A virtual memorial service will be held at a future date; arrangements are by Roller-Christeson Funeral Home.

Richard F. Hart Jr., a child of God, went forth from this world to rise in the glory of his eternal home on Friday, Sept. 11 (2020) at Hospice of the Hills House, after surviving three years with pancreatic cancer.

He was born on June 12, 1942, in Glendale, California. He attended school in Oakland where he created many friendships that have lasted a lifetime. It was one of those friends who thought it would be funny to set him up on a blind date with another redhead. As a result, Richard had his first date with Cova on Nov. 4, 1960, and the rest is history. They were married on Feb. 28, 1964, and were blessed to be by each other’s side for 60 years.

Richard liked to say he started working in his family’s monument business in Oakland, California, when he was four years old, with his first job of sweeping floors. He eventually took over the family business, East Bay Monument Company, and continued to grow that business while Cova started her teaching career in Oakland’s Chinatown.

In his early years, Richard developed an interest in cars and the speedway. He ultimately went on to test his race driving skills on the Bonneville Salt Flats and at other racetracks throughout Southern California. After the racing days of his youth, he continued to be a lifelong racing enthusiast. He was a great fan of both the stock-car racing of NASCAR and the open-wheeled grand prix excitement of Formula 1. He was a human rolodex of information about the drivers, cars, racetracks and stats of both these motorsports.

Richard and Cova relocated their family to Harrison, an idyllic small town of 6,000, where Richard founded Hart Monument Company. They arrived from California amid a snowstorm in February 1979; two girls in the back seat singing “Anywhere with Jesus we can safely go.” However, no one knew they arrived safely because an explosion at the local phone company left the Harts without a phone for six months.

When Richard retired and sold his monument company, he turned his lifelong passion for racing and cars into a second career, touring the country as a vendor for hot-rod car shows. This allowed him to travel the U.S., coast-to-coast, with Cova (and sometimes the grandkids!) many times over. Richard and Cova were often assisted by his sister-in-law, Betty, while on their adventures with “Richard’s Stuff.” In addition to traveling the U.S., Richard and Cova took every opportunity to see the world including Europe, China and Thailand.

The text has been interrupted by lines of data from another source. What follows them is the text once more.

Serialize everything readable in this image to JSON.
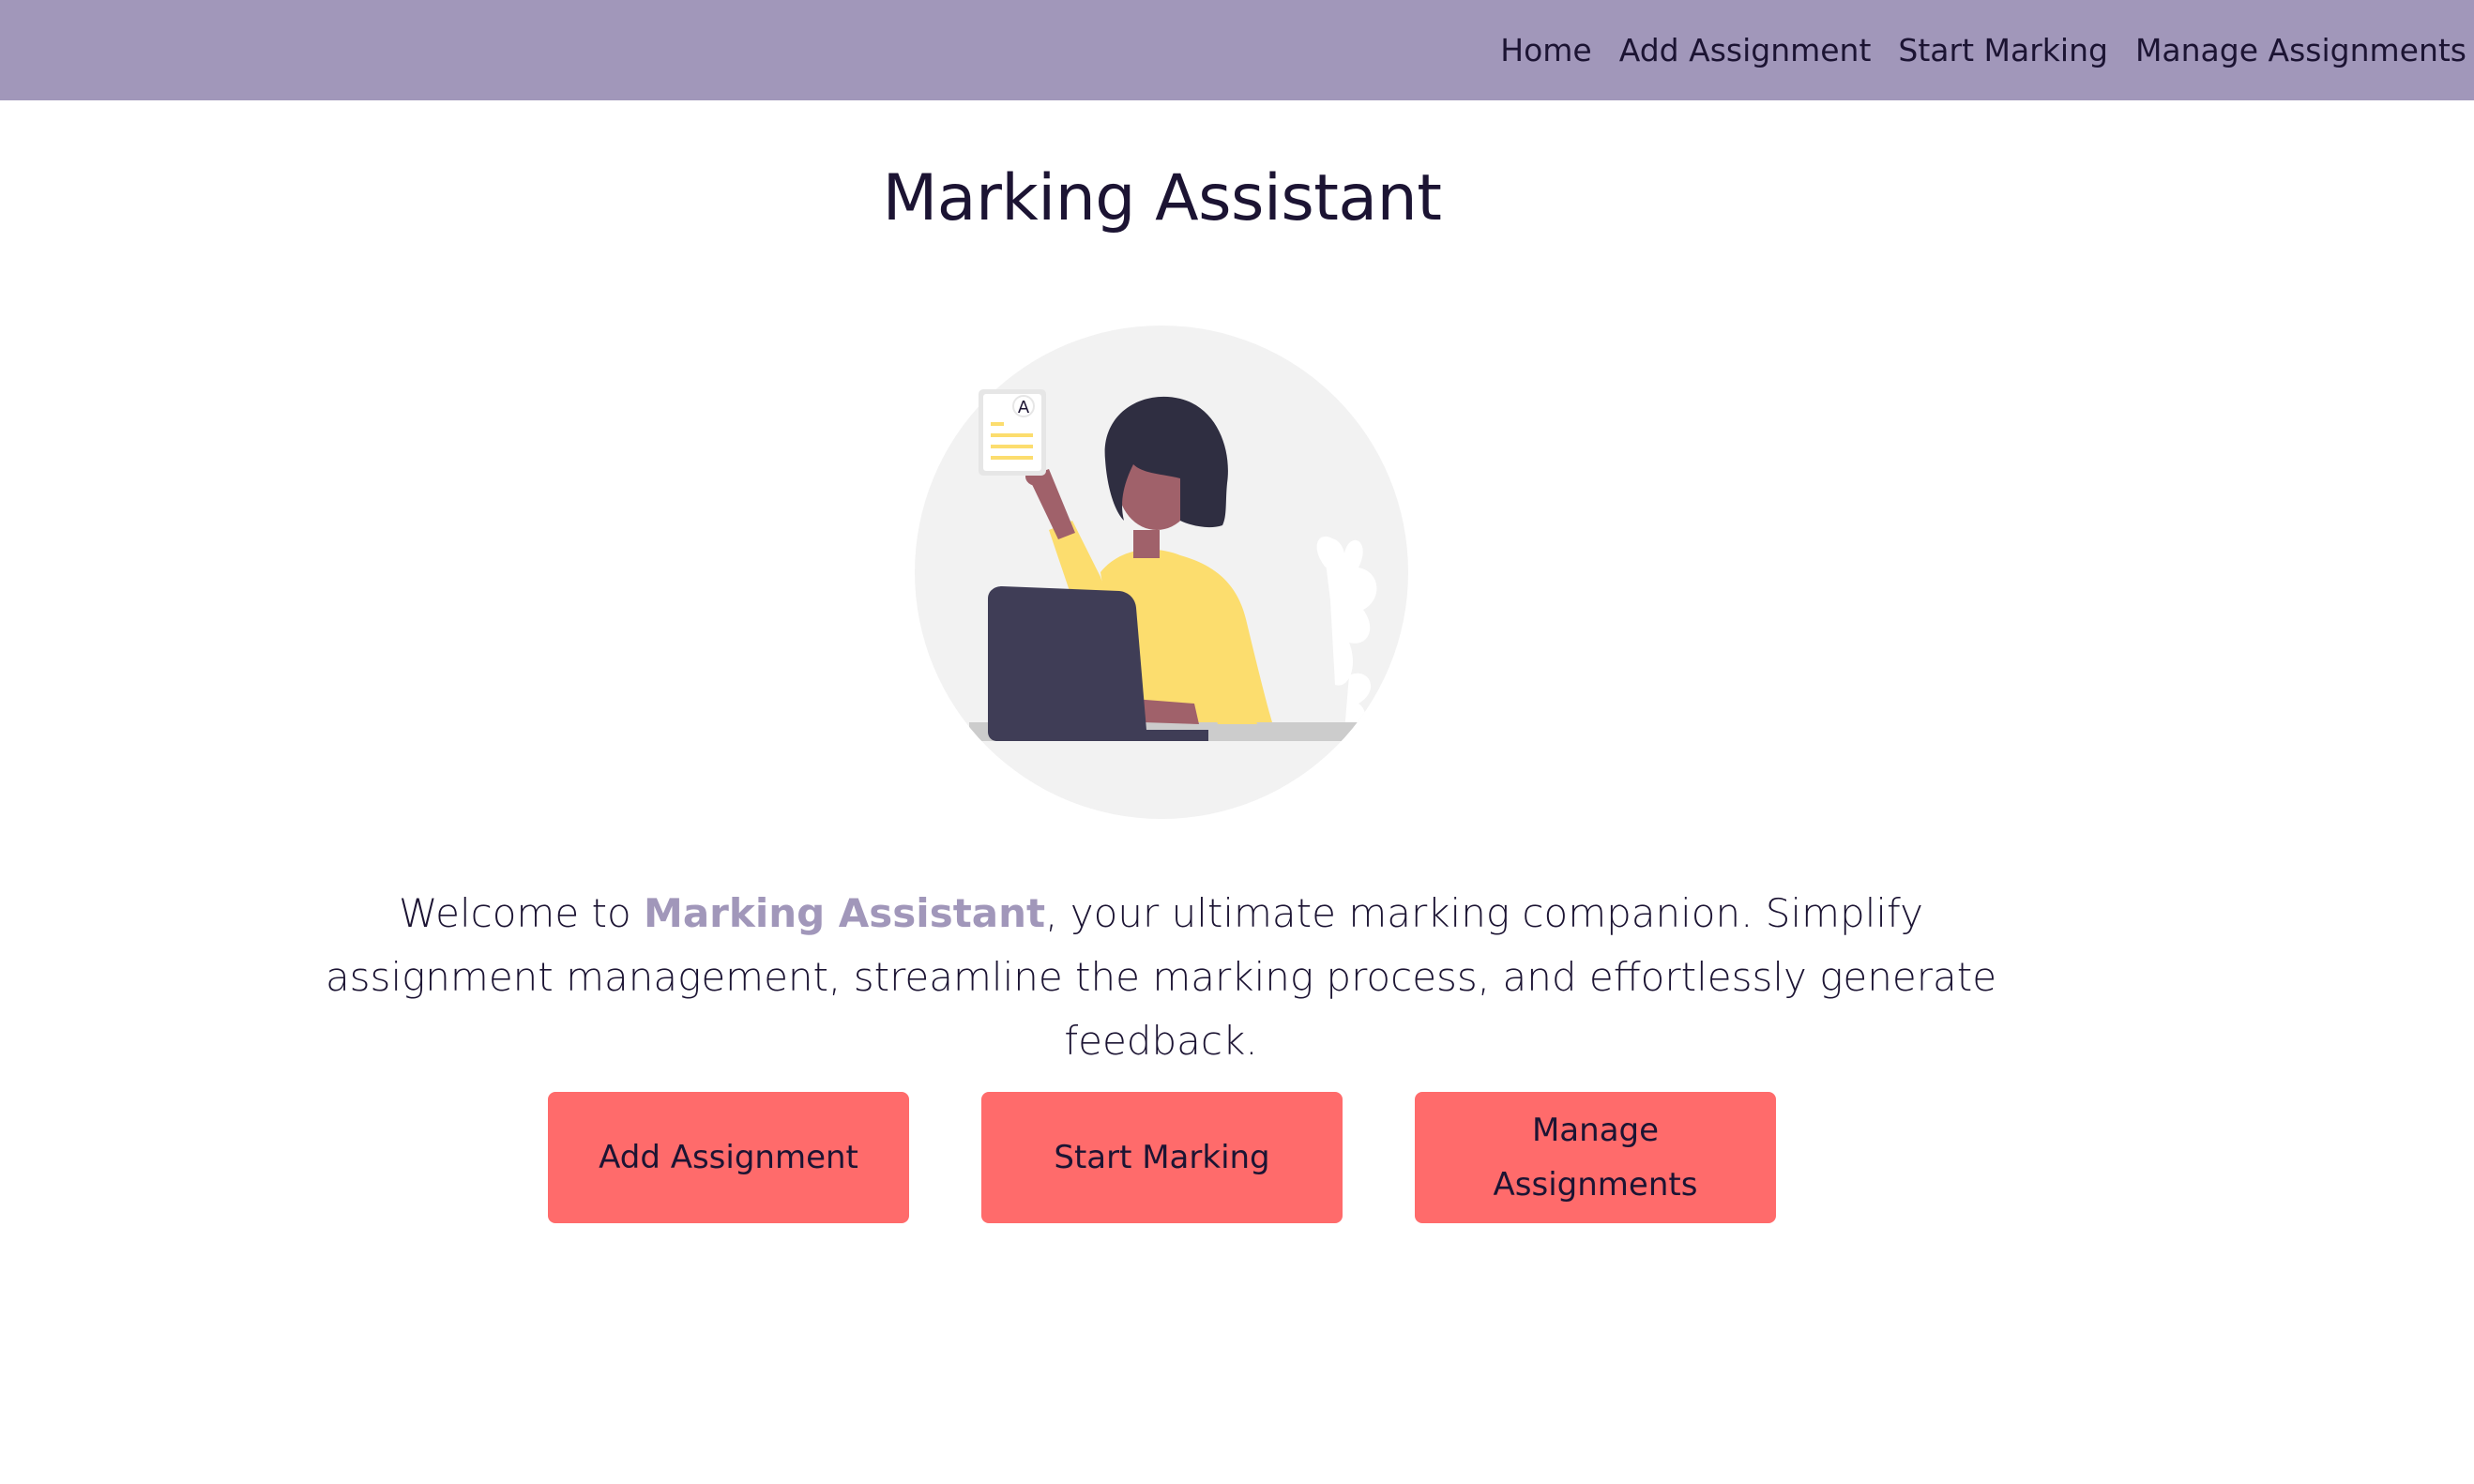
{
  "colors": {
    "navbar": "#a197ba",
    "accent": "#a197ba",
    "button": "#ff6b6b",
    "text": "#1c1433",
    "illustration_shirt": "#fcdd6e",
    "illustration_laptop": "#3f3d56"
  },
  "nav": {
    "links": [
      {
        "label": "Home"
      },
      {
        "label": "Add Assignment"
      },
      {
        "label": "Start Marking"
      },
      {
        "label": "Manage Assignments"
      }
    ]
  },
  "main": {
    "title": "Marking Assistant",
    "illustration": {
      "icon": "person-marking-assignment-illustration",
      "document_grade": "A"
    },
    "intro": {
      "prefix": "Welcome to ",
      "brand": "Marking Assistant",
      "suffix": ", your ultimate marking companion. Simplify assignment management, streamline the marking process, and effortlessly generate feedback."
    },
    "buttons": [
      {
        "label": "Add Assignment"
      },
      {
        "label": "Start Marking"
      },
      {
        "label": "Manage Assignments"
      }
    ]
  }
}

When in California, Richard was actively involved with Optimist International, an organization focused on ensuring all children have opportunities to reach their full potential. Upon arriving in Harrison, Richard looked for an organization that shared his passion for service – especially to children. Richard quickly became involved with the Harrison Kiwanis Club and held all officer positions including president. Kiwanis has many fundraising activities in which Richard participated, with one such major fundraiser being a gun raffle. When you saw him walk through your door, you knew you would be buying at least one raffle ticket. He was consistently a leader and a ready volunteer, whether it involved selling pancake breakfast tickets, collecting donated items for the radio auction, or volunteering to park cars at the Boone County Fair. Richard has inspired many with his example of service and humility. Even while facing his serious diagnosis, he never stopped serving others and continued to ring bells for the Salvation Army and sell Kiwanis tickets for as long as possible. Richard is known to many for his service to others and his community in countless ways.

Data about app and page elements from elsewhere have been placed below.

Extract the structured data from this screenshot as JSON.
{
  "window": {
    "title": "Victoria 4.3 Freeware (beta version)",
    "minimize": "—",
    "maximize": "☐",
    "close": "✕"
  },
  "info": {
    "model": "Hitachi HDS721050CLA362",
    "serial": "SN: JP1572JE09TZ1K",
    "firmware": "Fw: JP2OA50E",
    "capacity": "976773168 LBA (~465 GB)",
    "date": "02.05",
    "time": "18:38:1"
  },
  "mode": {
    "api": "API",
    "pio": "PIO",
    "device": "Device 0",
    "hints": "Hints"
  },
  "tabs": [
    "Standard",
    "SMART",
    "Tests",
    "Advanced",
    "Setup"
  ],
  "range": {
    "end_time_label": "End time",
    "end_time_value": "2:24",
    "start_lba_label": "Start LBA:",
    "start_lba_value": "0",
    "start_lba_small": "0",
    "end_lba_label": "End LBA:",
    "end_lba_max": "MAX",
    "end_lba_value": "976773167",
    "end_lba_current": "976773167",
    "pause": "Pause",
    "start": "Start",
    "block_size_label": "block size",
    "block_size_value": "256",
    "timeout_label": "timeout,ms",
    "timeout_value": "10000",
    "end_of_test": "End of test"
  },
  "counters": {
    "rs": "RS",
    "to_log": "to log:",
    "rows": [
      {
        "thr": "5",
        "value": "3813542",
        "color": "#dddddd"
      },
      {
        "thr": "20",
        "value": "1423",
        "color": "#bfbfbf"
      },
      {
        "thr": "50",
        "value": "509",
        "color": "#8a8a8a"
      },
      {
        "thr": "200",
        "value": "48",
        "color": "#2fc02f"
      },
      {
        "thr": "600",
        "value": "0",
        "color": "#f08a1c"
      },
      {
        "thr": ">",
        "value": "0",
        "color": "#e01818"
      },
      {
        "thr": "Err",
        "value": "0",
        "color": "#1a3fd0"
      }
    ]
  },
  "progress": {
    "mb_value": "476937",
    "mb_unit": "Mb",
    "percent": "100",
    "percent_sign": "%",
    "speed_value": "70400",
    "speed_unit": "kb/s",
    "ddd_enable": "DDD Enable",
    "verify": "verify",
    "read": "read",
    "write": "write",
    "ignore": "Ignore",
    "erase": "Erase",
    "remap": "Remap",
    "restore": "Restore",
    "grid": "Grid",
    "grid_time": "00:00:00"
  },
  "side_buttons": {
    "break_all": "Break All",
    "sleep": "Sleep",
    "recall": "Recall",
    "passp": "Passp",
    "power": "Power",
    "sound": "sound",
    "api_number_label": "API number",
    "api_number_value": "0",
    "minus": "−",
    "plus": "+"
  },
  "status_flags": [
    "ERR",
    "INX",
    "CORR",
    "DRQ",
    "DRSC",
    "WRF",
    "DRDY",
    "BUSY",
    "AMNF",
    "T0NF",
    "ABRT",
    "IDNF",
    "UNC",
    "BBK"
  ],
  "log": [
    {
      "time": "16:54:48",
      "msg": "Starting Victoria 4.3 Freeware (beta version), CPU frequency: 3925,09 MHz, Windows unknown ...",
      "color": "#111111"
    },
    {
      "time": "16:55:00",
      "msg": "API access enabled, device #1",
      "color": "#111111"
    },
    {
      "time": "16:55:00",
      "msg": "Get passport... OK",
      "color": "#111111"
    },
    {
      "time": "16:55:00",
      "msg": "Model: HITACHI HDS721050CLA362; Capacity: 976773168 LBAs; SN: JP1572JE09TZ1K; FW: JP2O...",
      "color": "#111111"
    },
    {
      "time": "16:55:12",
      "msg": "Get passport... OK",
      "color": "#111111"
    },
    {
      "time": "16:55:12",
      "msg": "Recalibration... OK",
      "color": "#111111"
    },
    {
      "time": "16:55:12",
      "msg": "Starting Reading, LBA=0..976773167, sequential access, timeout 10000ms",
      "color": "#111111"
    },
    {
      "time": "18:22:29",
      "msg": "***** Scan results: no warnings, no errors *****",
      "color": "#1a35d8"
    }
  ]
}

Richard was a devoted Papa to his four granddaughters, Addie, Catherine, Brynn and Vivian. Each one of them was his “favorite.” He imparted wisdom and advice to help get them through life’s obstacles, and never missed an opportunity to make the moment special. Richard would spend the entire year planning for Christmas Eve when he would come up with an elaborate Santa performance to bring Christmas joy to the girls no matter their age.

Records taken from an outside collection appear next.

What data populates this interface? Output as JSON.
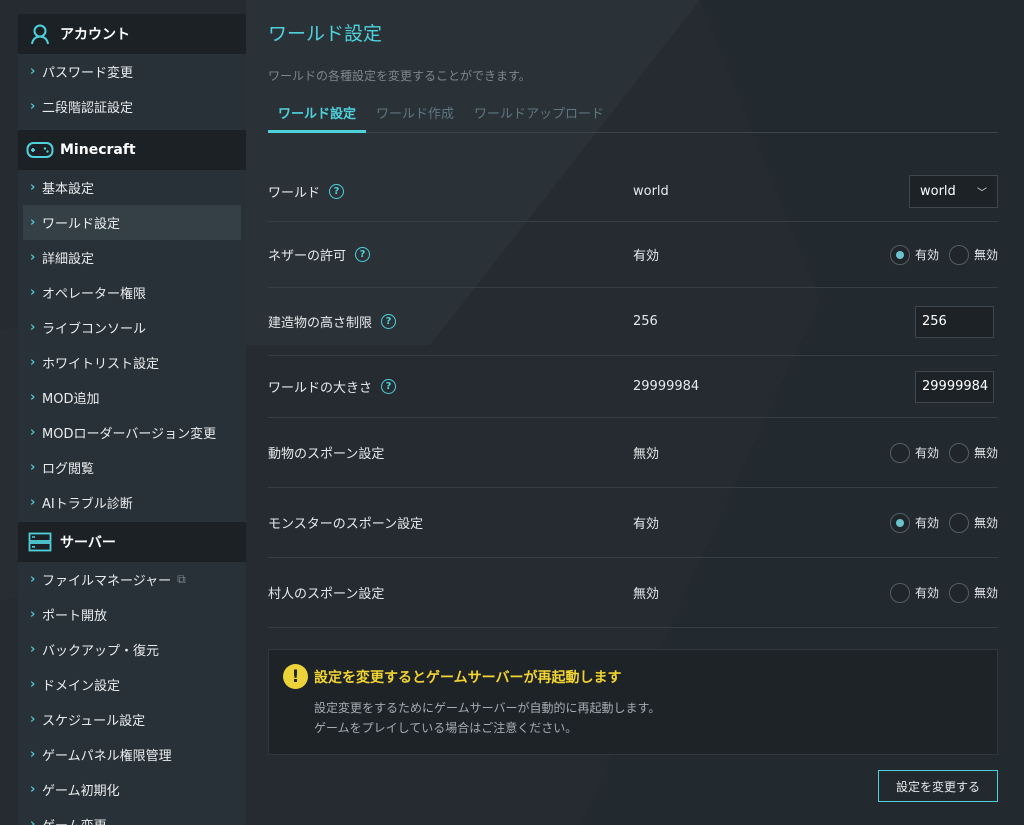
{
  "sidebar": {
    "sections": [
      {
        "title": "アカウント",
        "icon": "user-icon",
        "items": [
          {
            "label": "パスワード変更"
          },
          {
            "label": "二段階認証設定"
          }
        ]
      },
      {
        "title": "Minecraft",
        "icon": "gamepad-icon",
        "items": [
          {
            "label": "基本設定"
          },
          {
            "label": "ワールド設定",
            "active": true
          },
          {
            "label": "詳細設定"
          },
          {
            "label": "オペレーター権限"
          },
          {
            "label": "ライブコンソール"
          },
          {
            "label": "ホワイトリスト設定"
          },
          {
            "label": "MOD追加"
          },
          {
            "label": "MODローダーバージョン変更"
          },
          {
            "label": "ログ閲覧"
          },
          {
            "label": "AIトラブル診断"
          }
        ]
      },
      {
        "title": "サーバー",
        "icon": "server-icon",
        "items": [
          {
            "label": "ファイルマネージャー",
            "external": true
          },
          {
            "label": "ポート開放"
          },
          {
            "label": "バックアップ・復元"
          },
          {
            "label": "ドメイン設定"
          },
          {
            "label": "スケジュール設定"
          },
          {
            "label": "ゲームパネル権限管理"
          },
          {
            "label": "ゲーム初期化"
          },
          {
            "label": "ゲーム変更"
          }
        ]
      }
    ]
  },
  "main": {
    "title": "ワールド設定",
    "description": "ワールドの各種設定を変更することができます。",
    "tabs": [
      {
        "label": "ワールド設定",
        "active": true
      },
      {
        "label": "ワールド作成"
      },
      {
        "label": "ワールドアップロード"
      }
    ],
    "settings": [
      {
        "label": "ワールド",
        "help": true,
        "value": "world",
        "control": "select",
        "selected": "world"
      },
      {
        "label": "ネザーの許可",
        "help": true,
        "value": "有効",
        "control": "radio",
        "options": [
          "有効",
          "無効"
        ],
        "checked": "有効"
      },
      {
        "label": "建造物の高さ制限",
        "help": true,
        "value": "256",
        "control": "input",
        "input_value": "256"
      },
      {
        "label": "ワールドの大きさ",
        "help": true,
        "value": "29999984",
        "control": "input",
        "input_value": "29999984"
      },
      {
        "label": "動物のスポーン設定",
        "help": false,
        "value": "無効",
        "control": "radio",
        "options": [
          "有効",
          "無効"
        ],
        "checked": null
      },
      {
        "label": "モンスターのスポーン設定",
        "help": false,
        "value": "有効",
        "control": "radio",
        "options": [
          "有効",
          "無効"
        ],
        "checked": "有効"
      },
      {
        "label": "村人のスポーン設定",
        "help": false,
        "value": "無効",
        "control": "radio",
        "options": [
          "有効",
          "無効"
        ],
        "checked": null
      }
    ],
    "help_glyph": "?",
    "notice": {
      "icon_glyph": "!",
      "title": "設定を変更するとゲームサーバーが再起動します",
      "lines": [
        "設定変更をするためにゲームサーバーが自動的に再起動します。",
        "ゲームをプレイしている場合はご注意ください。"
      ]
    },
    "submit_label": "設定を変更する"
  },
  "colors": {
    "accent": "#4fd1dc",
    "warning": "#ecd33a",
    "background": "#252b30",
    "sidebar_bg": "#283137"
  }
}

Richard was a bit of a story-teller. A dear friend of his recently said “If there is ‘story-telling’ in heaven, then there is a group sitting there wondering if Richard will ever get to the end of his story. He was the master of over-explaining his stories, but that was one of the things that made Richard, RICHARD!”

Richard was dedicated to the First Christian Church of Harrison and joyfully sang in the choir for over 25 years. He served as a deacon and elder. He was a devoted servant in every possible way to his church. Most importantly, he quietly served God by serving those in need. His was a life so well lived that it has lapped over to those around him.

Richard is survived by his wife Cova, of Harrison; his daughter, Rebecca Brantley and her husband Jay, of Fayetteville; his daughter, Jessica Milam and her husband Philip, of Harrison; his granddaughter, Addie (Milam) Luff and her husband Josh, of Kansas City, Missouri; his granddaughter, Catherine Brantley, of Fort Smith; his granddaughter, Brynn Milam, of Columbia, Missouri; his granddaughter, Vivian Brantley, of Fayetteville; and his sister-in-law, Betty Pearson, of Harrison.

In lieu of flowers, the family asks that you please send donations to the Children’s Christian Ministry, P.O. Box 576, Harrison, AR 72602 or Kiwanis Club of Harrison, P.O. Box 983, Harrison, AR 72602.

A virtual memorial service will be held at a future date.

Arrangements are by Roller-Christeson Funeral Home.

Signs the online guestbook at rollerfuneralhomes.com/harrison .